She made sure she gave the world every chance to make contact with her. Why else did she take those daily walks through forests and along seashores year on year? Who can ever predict where and when mystery will descend, turning water into wine?
“One must be ready at all hours, and always, that the ideas in their shimmering forms, in spite of all our conscious discipline, will come where they will, and on the swift upheaval of their wings,” she writes.
Dawn was her special time. She wanted always to be present at “the opening of the door of day”, writing that “no one who loves dawn, and is abroad to see it, could be a stranger to me”. Once, in pine woods between darkness and first light, Oliver was sitting on the ground when two deer saw her, decided she was without harm, and walked towards her. One leaned forward and nuzzled her hand.
“What can my life bring me that could exceed that brief moment?” she asks. Indeed, in 20 years of walking in the same woods every day, it never happened again.
“Such gifts, bestowed, can’t be repeated,” she writes. Then she adds: “If you want to talk about this, come to visit. I live in the house near the corner, which I have named Gratitude.”
What has made Oliver’s poems therapeutic for so many of her readers is the constant, gentle segue from the delight of the world’s manifestations, granted in precious moments of sight and sound, to deeper currents of meaning.
She never disparaged or dismissed the healing gifts of nature. With deep charity, she invites us to share her vulnerability and hope:
What, in the earth world,
is there not to be amazed by
and to be steadied by

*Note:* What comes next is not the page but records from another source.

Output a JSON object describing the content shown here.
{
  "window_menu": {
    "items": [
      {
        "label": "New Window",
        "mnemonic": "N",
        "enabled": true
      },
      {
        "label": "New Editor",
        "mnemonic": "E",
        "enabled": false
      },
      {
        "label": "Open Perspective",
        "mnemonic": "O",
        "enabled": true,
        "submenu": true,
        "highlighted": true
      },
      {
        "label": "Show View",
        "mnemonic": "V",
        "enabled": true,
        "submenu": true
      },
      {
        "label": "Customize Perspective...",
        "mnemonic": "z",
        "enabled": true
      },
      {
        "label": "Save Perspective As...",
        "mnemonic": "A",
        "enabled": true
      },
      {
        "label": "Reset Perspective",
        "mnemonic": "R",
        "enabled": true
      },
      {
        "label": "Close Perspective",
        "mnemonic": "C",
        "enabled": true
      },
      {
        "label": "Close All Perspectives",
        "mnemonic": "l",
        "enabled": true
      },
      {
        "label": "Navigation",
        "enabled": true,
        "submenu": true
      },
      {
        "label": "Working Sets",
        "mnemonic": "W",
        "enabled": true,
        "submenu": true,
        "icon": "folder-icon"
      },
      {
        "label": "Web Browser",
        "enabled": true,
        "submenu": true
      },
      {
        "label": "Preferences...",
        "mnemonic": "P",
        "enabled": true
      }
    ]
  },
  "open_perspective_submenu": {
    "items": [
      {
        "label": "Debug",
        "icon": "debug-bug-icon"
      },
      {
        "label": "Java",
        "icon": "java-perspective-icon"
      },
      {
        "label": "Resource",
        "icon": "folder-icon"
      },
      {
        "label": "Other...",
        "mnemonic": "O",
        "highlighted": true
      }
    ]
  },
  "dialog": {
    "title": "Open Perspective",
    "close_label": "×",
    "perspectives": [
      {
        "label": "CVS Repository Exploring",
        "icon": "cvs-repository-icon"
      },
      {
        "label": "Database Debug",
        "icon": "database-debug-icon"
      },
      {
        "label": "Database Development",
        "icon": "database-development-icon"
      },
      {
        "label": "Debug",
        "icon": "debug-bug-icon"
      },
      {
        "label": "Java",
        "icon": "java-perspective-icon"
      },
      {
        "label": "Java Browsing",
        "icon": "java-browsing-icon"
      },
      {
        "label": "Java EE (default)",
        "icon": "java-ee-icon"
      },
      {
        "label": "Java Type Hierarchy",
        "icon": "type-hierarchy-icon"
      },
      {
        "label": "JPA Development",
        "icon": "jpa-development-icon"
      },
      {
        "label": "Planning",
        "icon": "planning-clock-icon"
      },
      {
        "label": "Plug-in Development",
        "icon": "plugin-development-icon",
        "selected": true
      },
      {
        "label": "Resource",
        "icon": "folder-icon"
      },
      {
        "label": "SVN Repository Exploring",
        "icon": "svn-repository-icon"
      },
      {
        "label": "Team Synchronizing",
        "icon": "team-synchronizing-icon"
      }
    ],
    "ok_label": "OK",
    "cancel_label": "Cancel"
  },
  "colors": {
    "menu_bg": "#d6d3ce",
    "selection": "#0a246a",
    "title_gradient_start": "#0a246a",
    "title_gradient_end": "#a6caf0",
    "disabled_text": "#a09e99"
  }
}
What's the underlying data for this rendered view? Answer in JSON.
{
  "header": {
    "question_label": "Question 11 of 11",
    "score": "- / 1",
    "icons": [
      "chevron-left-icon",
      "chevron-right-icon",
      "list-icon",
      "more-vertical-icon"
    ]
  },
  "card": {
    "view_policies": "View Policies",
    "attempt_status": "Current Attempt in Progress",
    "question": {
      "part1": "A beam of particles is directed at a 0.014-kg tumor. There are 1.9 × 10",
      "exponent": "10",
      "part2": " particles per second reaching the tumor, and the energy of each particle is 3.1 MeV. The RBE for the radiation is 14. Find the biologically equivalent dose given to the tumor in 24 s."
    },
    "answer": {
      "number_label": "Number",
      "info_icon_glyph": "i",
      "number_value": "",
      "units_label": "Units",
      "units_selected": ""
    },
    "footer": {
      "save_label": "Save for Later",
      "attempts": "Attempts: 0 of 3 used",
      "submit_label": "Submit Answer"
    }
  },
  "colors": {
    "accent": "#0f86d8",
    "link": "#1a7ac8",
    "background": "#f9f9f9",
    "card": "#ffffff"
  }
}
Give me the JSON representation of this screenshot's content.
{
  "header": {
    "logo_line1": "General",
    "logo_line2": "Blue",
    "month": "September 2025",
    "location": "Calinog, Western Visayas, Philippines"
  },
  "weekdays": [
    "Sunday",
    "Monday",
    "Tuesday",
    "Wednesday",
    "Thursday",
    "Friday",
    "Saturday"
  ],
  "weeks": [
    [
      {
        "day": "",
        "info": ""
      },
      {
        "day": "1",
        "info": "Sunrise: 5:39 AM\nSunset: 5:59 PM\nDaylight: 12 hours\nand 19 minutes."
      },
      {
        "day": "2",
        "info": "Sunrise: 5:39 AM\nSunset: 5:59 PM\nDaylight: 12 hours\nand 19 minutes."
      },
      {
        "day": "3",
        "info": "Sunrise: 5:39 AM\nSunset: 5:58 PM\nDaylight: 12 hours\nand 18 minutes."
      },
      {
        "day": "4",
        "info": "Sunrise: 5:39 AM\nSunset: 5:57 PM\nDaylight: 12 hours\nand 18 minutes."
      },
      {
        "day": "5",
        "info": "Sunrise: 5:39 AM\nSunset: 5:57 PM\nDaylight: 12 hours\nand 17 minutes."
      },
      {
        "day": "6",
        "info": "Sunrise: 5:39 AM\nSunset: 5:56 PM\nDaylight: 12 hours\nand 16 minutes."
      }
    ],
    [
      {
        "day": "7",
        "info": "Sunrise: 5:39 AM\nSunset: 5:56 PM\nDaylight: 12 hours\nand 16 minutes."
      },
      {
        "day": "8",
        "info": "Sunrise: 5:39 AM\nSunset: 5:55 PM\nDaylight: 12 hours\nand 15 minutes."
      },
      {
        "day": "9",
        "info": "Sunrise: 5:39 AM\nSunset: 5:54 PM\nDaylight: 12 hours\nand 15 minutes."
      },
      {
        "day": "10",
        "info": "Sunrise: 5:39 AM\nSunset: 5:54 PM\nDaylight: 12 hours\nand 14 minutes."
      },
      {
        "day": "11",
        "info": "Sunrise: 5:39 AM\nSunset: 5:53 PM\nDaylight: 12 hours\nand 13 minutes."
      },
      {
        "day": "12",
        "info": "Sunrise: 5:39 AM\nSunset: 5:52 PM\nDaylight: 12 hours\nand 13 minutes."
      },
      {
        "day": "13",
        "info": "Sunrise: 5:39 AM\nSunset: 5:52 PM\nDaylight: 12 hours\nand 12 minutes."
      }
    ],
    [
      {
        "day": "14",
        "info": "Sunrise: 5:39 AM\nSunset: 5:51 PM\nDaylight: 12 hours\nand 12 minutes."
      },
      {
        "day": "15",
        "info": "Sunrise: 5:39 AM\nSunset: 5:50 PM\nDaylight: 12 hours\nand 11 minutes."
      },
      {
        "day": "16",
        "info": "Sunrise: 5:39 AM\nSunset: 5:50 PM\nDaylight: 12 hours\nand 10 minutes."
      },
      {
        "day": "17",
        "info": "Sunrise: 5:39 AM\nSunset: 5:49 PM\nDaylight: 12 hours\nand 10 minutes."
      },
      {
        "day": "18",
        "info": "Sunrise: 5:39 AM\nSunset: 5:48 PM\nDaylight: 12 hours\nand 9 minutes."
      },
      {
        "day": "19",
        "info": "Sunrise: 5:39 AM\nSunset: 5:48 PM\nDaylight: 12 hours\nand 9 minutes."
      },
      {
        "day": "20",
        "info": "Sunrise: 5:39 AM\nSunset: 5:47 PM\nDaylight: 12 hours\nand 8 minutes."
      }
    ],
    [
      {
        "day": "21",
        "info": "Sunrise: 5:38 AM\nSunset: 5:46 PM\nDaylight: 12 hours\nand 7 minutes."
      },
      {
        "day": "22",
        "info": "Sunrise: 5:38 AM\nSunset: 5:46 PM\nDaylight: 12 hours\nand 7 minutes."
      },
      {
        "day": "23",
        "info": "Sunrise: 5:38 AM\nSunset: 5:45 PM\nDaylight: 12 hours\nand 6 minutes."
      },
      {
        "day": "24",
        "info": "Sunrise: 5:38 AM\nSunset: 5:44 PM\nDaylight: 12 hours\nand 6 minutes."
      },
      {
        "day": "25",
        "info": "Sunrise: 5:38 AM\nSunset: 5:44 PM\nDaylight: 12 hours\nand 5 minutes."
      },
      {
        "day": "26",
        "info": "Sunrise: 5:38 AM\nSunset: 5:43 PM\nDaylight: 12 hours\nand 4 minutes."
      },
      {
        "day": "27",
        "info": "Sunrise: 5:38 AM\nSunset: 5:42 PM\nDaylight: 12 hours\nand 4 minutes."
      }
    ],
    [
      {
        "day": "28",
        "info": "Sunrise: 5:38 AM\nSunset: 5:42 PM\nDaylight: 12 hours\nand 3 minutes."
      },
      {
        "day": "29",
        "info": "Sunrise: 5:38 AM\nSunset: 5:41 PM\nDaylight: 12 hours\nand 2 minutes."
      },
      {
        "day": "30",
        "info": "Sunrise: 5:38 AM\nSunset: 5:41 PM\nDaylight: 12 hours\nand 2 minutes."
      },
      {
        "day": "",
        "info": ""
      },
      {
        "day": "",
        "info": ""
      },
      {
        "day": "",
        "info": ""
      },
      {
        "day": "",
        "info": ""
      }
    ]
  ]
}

and to cherish?
Oh, my dear heart,
my own dear heart,
full of hesitations,
questions, choice of directions,
look at the world.